Start of Dataset content

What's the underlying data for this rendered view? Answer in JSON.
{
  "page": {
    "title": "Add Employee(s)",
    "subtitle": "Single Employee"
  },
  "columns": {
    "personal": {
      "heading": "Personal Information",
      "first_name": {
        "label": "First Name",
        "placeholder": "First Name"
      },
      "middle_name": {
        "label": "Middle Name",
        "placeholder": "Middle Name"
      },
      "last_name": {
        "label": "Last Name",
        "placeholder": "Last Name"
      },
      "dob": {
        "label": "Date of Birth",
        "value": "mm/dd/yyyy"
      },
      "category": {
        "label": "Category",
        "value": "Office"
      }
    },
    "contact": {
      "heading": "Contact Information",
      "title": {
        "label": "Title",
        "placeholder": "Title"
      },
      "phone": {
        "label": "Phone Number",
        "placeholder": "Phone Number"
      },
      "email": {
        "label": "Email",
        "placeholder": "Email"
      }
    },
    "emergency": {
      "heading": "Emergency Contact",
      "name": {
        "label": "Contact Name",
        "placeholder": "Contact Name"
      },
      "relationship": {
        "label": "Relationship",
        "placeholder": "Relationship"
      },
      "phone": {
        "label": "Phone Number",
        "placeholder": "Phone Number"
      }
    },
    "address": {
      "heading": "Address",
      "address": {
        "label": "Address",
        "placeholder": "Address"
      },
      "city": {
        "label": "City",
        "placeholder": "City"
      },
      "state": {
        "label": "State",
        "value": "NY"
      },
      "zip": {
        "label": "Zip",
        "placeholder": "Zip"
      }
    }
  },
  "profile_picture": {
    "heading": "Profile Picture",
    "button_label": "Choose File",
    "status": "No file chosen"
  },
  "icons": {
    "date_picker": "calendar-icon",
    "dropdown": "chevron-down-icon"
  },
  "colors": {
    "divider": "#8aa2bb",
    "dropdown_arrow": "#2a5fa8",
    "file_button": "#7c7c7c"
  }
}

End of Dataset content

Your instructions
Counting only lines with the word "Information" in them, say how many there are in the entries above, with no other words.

Final answer
2